Across the whole listing, filter for the string "sleep" and copy every line that has it.
Top of AVAILABLE DATA
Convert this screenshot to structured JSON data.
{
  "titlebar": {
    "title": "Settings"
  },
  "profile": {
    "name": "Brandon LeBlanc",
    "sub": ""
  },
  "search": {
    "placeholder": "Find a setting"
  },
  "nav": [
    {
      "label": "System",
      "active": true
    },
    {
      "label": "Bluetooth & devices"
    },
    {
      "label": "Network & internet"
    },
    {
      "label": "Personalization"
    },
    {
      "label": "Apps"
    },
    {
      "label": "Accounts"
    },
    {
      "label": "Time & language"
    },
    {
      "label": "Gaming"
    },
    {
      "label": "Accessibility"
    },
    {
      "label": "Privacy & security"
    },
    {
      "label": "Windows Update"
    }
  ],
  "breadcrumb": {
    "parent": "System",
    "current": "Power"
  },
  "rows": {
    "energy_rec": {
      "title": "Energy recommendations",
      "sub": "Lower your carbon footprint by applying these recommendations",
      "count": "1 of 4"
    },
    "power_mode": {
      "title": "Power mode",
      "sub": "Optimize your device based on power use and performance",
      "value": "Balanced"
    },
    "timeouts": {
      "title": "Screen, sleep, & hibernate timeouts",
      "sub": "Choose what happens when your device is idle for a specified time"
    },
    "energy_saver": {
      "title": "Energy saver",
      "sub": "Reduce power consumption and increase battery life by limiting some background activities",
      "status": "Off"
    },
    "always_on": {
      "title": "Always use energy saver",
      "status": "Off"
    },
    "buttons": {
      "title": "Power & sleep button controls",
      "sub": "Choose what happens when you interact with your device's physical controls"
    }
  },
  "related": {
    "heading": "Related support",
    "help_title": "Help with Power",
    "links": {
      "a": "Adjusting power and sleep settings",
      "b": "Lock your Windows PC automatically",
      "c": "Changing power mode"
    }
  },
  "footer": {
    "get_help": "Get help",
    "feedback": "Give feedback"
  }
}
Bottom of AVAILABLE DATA
→ TASK OUTPUT:
      "title": "Screen, sleep, & hibernate timeouts",
      "title": "Power & sleep button controls",
      "a": "Adjusting power and sleep settings",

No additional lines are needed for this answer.